After trailing various implementations of solar water pumps, it became clear that the existing models on the market were either too expensive or too low quality to suit the needs of Africa’s farmers. Therefore, in partnership with manufacturers in China and the United States, Charlie worked to develop an optimized solar pump that could provide water for a range of smallholder farmers, some with water as deep as 250 feet, with high-quality durable electronic and mechanical components so as to withstand the rough environments often encountered on African farms. The design for the pump includes a high-efficiency maximum power point tracking controller that adjusts the current/voltage of the solar panel to ensure maximum output. Additionally, he created a high-efficiency and easily maintained screw pump design. Following successful field trials in 2012, the company has sold over 450 irrigation systems across East Africa.
As far as you are aware, are there any other startups creating something similar?
There are a few companies that are using solar-powered water pumps for irrigation (in fact, some are Powering Agriculture awardees!), but our company differentiates itself by combining the cost-effectiveness of solar-powered water pumps with with the efficiency of drip irrigation and being a one-stop shop for smallholder farmers. When designing and building products for the world’s poorest people, it’s easy to forget that technology is just one part of the solution, that people need structures and systems that help them get maximum use from these products. So we do all of the installation, training, after-sales support, and agronomy support in-house, and we connect farmers to market and financing when they need it. SunCulture approaches farmers as a one-stop shop, giving them what they need to grow more while spending less.
How was the process with the Powering Agriculture Showcase?

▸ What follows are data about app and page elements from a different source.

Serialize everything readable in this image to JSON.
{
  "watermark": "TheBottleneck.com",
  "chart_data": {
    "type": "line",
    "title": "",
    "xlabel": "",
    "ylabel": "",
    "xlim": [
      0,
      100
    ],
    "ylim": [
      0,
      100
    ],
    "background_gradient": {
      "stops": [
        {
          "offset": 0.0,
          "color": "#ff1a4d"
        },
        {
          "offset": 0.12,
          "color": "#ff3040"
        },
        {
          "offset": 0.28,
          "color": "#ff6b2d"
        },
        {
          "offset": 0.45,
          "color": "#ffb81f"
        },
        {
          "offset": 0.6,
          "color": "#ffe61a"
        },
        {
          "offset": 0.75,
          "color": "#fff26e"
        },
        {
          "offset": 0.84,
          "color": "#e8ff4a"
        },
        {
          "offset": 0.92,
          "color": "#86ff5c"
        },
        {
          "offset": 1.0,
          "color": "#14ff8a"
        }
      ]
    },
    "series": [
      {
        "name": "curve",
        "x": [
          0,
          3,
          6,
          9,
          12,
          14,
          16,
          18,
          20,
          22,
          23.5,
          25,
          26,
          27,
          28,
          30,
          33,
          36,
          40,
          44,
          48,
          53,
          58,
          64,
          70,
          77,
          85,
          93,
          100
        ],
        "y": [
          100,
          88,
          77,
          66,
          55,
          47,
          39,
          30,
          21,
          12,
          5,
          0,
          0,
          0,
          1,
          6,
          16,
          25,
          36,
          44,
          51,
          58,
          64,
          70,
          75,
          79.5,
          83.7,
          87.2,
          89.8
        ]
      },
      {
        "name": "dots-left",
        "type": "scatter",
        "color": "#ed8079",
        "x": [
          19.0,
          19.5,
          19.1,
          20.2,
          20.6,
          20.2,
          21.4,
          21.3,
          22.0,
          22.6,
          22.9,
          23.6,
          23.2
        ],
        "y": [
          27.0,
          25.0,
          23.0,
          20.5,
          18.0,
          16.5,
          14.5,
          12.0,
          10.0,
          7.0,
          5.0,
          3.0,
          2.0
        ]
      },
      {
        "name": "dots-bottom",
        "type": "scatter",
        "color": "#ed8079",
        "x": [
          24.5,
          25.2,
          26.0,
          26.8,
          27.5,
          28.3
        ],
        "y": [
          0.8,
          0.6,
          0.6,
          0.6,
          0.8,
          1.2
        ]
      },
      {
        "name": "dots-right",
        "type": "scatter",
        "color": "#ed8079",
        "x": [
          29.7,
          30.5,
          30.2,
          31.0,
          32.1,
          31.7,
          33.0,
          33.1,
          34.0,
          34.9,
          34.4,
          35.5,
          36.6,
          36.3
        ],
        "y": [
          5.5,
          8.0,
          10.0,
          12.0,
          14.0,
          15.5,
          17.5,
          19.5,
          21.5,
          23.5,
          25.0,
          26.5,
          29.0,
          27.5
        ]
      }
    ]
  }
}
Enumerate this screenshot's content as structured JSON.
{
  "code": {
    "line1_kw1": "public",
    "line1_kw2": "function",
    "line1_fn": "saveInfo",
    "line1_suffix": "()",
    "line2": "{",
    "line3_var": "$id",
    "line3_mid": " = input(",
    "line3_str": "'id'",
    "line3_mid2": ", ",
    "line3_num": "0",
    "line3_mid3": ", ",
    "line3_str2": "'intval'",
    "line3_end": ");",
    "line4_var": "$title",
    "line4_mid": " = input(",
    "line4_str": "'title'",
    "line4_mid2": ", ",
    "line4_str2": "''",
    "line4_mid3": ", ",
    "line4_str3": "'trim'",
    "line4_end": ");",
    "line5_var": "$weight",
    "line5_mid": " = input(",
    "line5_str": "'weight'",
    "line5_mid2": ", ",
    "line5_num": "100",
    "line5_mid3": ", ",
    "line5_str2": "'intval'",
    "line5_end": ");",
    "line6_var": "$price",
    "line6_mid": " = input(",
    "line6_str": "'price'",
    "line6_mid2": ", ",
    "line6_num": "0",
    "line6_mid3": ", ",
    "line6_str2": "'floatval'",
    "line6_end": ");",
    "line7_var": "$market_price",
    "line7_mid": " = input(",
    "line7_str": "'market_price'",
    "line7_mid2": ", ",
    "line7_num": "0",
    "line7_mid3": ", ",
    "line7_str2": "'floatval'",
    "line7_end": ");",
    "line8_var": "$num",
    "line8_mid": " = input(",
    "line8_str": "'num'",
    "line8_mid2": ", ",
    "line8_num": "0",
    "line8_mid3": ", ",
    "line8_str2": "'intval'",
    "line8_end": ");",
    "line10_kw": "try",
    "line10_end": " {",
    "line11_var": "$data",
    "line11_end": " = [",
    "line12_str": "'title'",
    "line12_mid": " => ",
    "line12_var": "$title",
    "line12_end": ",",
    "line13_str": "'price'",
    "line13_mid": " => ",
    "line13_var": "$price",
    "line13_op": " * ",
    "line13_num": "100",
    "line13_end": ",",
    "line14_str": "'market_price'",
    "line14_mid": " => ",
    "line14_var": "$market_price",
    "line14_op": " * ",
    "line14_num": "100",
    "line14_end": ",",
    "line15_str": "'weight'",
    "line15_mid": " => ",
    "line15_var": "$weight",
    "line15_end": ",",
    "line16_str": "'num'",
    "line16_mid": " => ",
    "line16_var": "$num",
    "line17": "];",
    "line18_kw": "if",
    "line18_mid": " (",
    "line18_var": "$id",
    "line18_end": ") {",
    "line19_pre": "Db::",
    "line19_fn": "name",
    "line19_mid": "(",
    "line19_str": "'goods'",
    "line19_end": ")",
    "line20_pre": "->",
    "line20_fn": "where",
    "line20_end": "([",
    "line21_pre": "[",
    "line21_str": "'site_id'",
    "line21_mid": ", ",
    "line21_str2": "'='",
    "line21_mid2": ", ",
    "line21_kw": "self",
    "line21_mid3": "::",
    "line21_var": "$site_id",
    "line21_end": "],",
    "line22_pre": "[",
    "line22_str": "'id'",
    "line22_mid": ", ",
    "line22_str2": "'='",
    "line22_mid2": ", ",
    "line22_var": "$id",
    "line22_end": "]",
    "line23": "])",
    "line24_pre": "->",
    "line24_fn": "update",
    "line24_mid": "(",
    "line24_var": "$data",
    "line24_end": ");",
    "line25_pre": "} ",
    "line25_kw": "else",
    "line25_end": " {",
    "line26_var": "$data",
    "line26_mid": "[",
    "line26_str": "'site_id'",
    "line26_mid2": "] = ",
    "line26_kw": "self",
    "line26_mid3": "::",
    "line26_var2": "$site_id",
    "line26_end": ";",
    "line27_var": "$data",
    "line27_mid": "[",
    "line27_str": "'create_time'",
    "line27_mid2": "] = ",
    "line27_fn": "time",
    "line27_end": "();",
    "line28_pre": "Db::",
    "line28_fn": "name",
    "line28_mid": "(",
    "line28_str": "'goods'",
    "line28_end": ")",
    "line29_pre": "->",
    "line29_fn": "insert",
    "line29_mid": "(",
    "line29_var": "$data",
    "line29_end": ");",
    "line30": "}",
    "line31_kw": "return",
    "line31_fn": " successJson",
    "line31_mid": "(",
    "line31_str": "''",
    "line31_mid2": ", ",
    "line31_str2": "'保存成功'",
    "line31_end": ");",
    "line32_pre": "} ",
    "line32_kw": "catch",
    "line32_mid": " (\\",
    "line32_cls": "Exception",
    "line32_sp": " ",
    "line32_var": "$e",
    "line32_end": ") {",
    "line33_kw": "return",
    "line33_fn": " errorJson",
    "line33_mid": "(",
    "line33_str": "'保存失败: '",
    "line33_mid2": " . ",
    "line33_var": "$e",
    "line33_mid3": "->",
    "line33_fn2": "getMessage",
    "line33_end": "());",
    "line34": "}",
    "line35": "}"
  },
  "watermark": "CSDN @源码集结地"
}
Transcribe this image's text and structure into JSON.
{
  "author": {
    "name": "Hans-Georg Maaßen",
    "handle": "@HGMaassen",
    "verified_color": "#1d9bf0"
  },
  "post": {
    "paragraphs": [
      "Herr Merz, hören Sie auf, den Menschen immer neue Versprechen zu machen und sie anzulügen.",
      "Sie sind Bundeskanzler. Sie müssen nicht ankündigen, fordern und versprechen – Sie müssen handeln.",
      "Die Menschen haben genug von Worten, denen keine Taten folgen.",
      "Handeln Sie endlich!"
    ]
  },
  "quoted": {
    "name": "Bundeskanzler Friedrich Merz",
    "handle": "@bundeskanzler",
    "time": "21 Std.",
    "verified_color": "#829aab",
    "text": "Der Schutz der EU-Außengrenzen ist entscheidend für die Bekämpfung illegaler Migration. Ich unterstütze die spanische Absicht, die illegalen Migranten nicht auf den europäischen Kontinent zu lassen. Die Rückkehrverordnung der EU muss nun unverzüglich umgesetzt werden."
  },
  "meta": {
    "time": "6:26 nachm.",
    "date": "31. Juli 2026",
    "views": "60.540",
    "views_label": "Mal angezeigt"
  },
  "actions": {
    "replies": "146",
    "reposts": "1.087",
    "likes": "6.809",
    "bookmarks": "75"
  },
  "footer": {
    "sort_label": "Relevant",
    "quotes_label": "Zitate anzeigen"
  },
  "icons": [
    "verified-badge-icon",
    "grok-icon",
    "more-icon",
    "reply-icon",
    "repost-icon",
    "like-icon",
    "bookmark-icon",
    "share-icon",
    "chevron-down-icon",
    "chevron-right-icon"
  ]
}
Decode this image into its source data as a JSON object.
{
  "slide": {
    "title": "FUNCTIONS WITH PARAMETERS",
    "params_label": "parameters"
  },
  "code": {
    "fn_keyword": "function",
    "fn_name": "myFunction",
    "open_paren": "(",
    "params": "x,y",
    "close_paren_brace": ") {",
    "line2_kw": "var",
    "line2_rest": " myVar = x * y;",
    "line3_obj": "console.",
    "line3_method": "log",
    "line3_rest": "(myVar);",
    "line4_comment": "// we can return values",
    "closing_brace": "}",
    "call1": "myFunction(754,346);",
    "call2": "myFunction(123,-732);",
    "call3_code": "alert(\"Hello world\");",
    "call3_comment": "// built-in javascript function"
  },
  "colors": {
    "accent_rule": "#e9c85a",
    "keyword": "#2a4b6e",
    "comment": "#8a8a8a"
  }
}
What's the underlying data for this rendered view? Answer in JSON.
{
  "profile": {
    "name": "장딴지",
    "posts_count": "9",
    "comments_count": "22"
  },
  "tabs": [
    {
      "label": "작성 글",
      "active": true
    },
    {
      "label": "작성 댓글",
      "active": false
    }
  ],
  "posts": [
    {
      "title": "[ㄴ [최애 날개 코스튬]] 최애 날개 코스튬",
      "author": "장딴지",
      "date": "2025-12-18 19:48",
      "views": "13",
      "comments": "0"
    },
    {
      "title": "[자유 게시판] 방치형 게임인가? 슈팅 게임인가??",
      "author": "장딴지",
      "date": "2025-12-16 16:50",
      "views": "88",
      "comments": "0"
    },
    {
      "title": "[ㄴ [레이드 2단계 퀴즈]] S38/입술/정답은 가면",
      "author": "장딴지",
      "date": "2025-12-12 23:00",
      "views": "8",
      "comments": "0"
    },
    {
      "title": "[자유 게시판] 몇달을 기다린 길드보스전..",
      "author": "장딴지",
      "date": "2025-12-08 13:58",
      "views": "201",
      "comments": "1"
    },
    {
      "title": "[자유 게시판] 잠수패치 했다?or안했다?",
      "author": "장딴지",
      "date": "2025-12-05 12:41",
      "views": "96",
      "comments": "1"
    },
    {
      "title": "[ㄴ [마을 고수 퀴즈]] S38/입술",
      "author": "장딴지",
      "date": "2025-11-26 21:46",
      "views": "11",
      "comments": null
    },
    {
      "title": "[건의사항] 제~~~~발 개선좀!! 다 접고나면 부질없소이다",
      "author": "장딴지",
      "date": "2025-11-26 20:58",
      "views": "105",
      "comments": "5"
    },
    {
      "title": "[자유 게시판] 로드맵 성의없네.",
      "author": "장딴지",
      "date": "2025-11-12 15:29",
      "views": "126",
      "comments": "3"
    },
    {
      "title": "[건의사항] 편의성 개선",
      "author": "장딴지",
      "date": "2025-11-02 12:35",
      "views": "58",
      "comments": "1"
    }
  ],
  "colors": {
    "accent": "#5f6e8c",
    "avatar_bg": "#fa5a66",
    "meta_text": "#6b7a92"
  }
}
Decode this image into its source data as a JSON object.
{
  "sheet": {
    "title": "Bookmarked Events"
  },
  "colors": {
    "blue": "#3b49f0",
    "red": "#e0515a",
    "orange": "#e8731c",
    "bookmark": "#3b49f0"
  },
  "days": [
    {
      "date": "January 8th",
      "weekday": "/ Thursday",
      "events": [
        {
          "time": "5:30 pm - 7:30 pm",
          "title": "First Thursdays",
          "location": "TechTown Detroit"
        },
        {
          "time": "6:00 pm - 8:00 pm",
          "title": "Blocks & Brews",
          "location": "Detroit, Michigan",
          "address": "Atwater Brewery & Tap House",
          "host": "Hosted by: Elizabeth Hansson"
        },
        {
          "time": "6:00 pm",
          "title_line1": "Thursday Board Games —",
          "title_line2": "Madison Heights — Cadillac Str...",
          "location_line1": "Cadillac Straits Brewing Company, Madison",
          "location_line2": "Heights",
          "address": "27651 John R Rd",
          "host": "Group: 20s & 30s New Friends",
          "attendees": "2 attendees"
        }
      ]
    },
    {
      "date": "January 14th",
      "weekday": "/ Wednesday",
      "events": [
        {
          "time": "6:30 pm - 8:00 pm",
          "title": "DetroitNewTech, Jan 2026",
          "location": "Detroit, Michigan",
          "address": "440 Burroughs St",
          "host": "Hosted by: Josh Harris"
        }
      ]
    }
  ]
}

It was great! The folks at USAID did a great job bringing relevant people to the showcase, and we appreciate the opportunity to showcase our company’s work.